Clean Energy Is No Longer an ESG Issue, It’s a National Security Issue | ETF Trends

Clean energy is no longer just an ESG issue but has expanded into an issue of national security in the face of the energy crisis.

“I think the markets truthfully are missing this aspect to national security because, with that in mind, this train doesn’t stop. This is not a trend anymore,” Andy Hicks, director of ETF portfolio management and research at SS&C ALPS Advisors, said on October 18 during How the Energy Crisis is Fueling Clean Energy Opportunities. 

“This is certainly something that we view going forward the next couple of decades to be the top growth theme out of anything: cybersecurity, cloud computing, you name it. Clean energy just has just astronomical growth behind it,” Hicks added.

Clean energy investments have underperformed traditional, fossil fuel energy investments year to date. However, this is a case of clean energy being undervalued, given the pressure on markets for traditional sources of energy, and reflects the opportunity set for clean energy, Paul Baiocchi, chief ETF strategist at SS&C ALPS Advisors, said during the recent webcast.

According to BloombergNEF, achieving net-zero carbon emissions by 2050 will require as much as $173 trillion in global investments in the energy transition. This will require a huge reinvention of how things are currently powered and transported, Hicks said. The replacement cycle that will occur over the next couple of decades to meet these targets is astronomical.

“From rail, aviation, shipping, petrochemicals, all these different industries outside of just powering your home… That has to be transitioned into a zero carbon structure, and so that is a huge investment cycle that we see coming up,” Hicks said. “Costs have come down to make this an economical feat and not just an idealistic type of endeavor.”

Hicks said the $173 trillion figure is not just going to be directed toward solar or wind, two of the more common clean energy segments. Instead, all different resources or energy segments will need to be utilized, which includes hydro/geothermal, bioenergy, fuel cell/ hydrogen, batteries, as well as wind and solar – all of which can be accessed with the ALPS Clean Energy ETF (ACES).

ACES focuses on pure-play clean energy companies, Hicks said. “It doesn’t make sense to put semiconductors in here, anything that’s ancillary to the space, even if they have tangential businesses,” he added. “We want to make sure these companies are truly clean energy.”

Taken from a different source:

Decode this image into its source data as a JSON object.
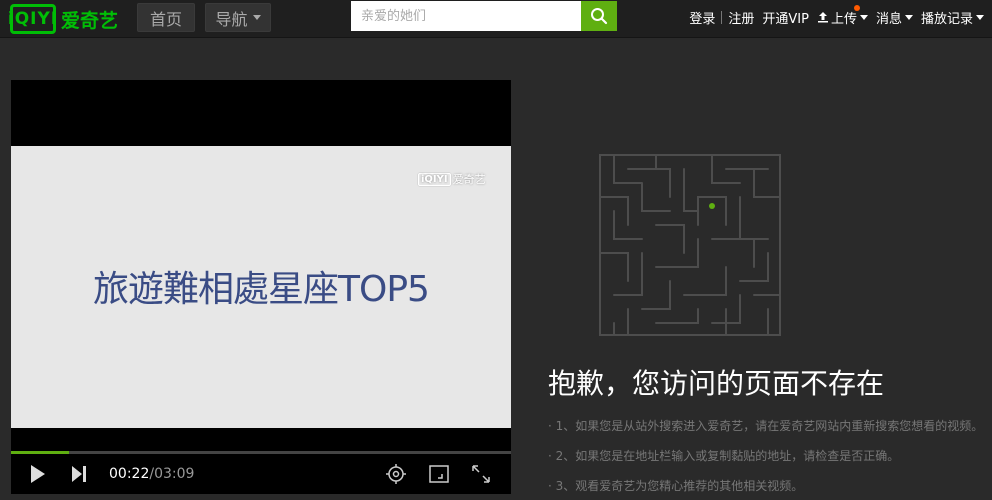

ACES is a dynamic fund, prepared to deliver the optimal exposure for the current environment. 

“It’s going to evolve its weightings to these various themes… as the market opportunity for these companies continues to evolve, as the weight of these companies in the market continues to evolve, as the relative market caps continue to ebb and flow,” Baiocchi said. “By design, with the smart index methodology that our partners created with ACES, it gives you a textured view of renewable energy, but one that is going to be living and breathing over the course of the next few decades.”

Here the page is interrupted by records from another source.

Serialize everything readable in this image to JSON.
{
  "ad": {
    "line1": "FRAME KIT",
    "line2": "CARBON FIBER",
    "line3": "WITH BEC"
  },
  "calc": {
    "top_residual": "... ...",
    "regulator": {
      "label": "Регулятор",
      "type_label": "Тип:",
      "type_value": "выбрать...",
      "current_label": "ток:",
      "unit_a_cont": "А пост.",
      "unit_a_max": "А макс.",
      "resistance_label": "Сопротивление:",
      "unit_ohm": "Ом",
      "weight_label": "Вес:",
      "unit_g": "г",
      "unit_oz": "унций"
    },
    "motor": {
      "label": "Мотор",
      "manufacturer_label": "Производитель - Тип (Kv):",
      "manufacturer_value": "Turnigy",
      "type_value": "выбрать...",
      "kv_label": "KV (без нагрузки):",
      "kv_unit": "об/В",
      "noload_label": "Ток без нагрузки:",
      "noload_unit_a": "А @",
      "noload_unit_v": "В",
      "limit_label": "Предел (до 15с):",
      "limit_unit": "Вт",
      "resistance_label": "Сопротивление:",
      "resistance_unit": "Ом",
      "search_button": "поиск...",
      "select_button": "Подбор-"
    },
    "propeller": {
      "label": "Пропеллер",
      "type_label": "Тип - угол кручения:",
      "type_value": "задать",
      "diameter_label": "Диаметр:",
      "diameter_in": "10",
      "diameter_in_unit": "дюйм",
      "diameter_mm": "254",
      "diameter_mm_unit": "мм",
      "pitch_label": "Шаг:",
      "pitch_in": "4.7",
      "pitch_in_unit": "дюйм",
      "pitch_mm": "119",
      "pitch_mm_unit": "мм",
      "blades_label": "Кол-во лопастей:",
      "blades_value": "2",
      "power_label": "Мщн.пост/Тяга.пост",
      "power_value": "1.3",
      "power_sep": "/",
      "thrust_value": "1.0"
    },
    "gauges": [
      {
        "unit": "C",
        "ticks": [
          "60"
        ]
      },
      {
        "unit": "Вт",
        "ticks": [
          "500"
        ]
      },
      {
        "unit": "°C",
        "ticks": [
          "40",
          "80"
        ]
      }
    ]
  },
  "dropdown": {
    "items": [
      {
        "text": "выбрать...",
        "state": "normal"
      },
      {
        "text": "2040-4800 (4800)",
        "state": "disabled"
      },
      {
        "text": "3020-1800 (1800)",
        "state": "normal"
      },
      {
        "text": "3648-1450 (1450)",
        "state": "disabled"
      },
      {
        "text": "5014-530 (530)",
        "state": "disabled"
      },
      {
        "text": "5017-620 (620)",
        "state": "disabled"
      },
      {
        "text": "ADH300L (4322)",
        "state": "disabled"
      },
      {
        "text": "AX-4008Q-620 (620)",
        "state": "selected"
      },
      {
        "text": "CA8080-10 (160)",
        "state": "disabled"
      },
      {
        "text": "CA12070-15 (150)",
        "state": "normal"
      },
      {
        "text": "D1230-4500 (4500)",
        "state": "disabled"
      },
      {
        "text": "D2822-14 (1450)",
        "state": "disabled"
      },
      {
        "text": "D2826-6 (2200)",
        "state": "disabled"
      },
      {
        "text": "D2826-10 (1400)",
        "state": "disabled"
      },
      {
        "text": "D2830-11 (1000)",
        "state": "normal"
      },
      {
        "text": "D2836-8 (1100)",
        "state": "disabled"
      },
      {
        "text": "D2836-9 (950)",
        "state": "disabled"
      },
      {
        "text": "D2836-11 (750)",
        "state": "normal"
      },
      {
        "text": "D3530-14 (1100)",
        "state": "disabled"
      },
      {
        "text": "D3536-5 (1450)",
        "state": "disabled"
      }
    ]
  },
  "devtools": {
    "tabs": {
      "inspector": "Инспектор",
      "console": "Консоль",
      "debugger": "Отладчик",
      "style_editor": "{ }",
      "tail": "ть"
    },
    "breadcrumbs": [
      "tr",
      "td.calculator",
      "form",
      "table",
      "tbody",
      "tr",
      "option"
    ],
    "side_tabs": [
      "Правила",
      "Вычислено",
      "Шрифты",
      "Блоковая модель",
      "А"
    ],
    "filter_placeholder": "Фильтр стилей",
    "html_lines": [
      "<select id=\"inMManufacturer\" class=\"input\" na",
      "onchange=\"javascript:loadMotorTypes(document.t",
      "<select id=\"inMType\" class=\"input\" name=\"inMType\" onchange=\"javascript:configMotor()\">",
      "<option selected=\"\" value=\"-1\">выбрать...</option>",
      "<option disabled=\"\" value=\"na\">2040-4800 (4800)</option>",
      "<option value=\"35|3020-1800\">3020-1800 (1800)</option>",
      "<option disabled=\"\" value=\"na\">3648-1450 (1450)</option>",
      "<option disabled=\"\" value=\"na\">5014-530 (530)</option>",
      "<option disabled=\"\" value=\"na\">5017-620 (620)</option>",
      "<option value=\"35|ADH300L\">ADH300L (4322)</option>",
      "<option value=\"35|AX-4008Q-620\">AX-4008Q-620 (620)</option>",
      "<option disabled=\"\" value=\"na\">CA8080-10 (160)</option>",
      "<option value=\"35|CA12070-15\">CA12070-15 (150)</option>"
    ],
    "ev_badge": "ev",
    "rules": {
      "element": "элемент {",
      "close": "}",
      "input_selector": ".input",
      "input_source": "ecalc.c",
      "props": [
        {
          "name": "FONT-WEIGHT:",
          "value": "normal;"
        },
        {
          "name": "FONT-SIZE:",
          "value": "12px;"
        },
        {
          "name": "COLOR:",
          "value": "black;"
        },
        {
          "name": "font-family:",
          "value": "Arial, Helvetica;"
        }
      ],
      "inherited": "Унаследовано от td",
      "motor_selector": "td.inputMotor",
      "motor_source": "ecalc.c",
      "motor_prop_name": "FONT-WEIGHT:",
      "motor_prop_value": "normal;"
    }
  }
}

Importantly, ACES has a U.S. and Canadian focus, as in the latest drawdown, European wind companies have been destroyed, along with Chinese clean energy companies. 

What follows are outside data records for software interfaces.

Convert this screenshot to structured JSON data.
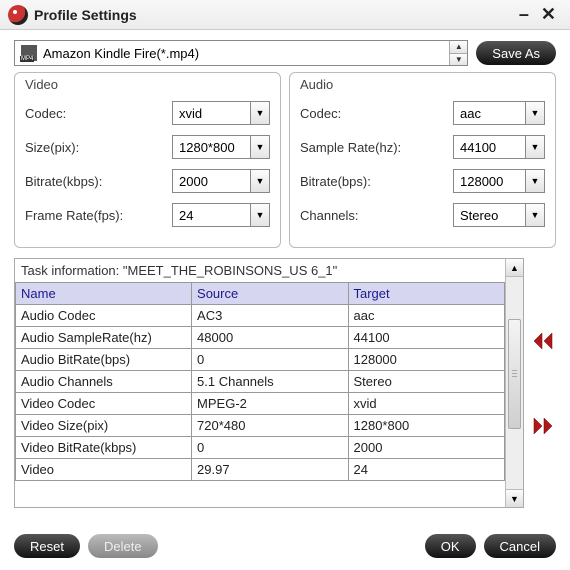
{
  "window": {
    "title": "Profile Settings"
  },
  "profile": {
    "selected": "Amazon Kindle Fire(*.mp4)",
    "save_as": "Save As"
  },
  "video": {
    "legend": "Video",
    "codec_label": "Codec:",
    "codec": "xvid",
    "size_label": "Size(pix):",
    "size": "1280*800",
    "bitrate_label": "Bitrate(kbps):",
    "bitrate": "2000",
    "fps_label": "Frame Rate(fps):",
    "fps": "24"
  },
  "audio": {
    "legend": "Audio",
    "codec_label": "Codec:",
    "codec": "aac",
    "rate_label": "Sample Rate(hz):",
    "rate": "44100",
    "bitrate_label": "Bitrate(bps):",
    "bitrate": "128000",
    "channels_label": "Channels:",
    "channels": "Stereo"
  },
  "task": {
    "title": "Task information: \"MEET_THE_ROBINSONS_US 6_1\"",
    "headers": {
      "name": "Name",
      "source": "Source",
      "target": "Target"
    },
    "rows": [
      {
        "n": "Audio Codec",
        "s": "AC3",
        "t": "aac"
      },
      {
        "n": "Audio SampleRate(hz)",
        "s": "48000",
        "t": "44100"
      },
      {
        "n": "Audio BitRate(bps)",
        "s": "0",
        "t": "128000"
      },
      {
        "n": "Audio Channels",
        "s": "5.1 Channels",
        "t": "Stereo"
      },
      {
        "n": "Video Codec",
        "s": "MPEG-2",
        "t": "xvid"
      },
      {
        "n": "Video Size(pix)",
        "s": "720*480",
        "t": "1280*800"
      },
      {
        "n": "Video BitRate(kbps)",
        "s": "0",
        "t": "2000"
      },
      {
        "n": "Video",
        "s": "29.97",
        "t": "24"
      }
    ]
  },
  "footer": {
    "reset": "Reset",
    "delete": "Delete",
    "ok": "OK",
    "cancel": "Cancel"
  }
}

“We want to avoid some of these companies that are essentially just massively over-levered with debt,” Hicks said. “That’s kind of that implicit characteristic of some of those foreign companies, so that’s why we chose to stay within the US. and Canada and this product.” 

Financial advisors interested in learning more about the clean energy sector can watch the webcast here on demand.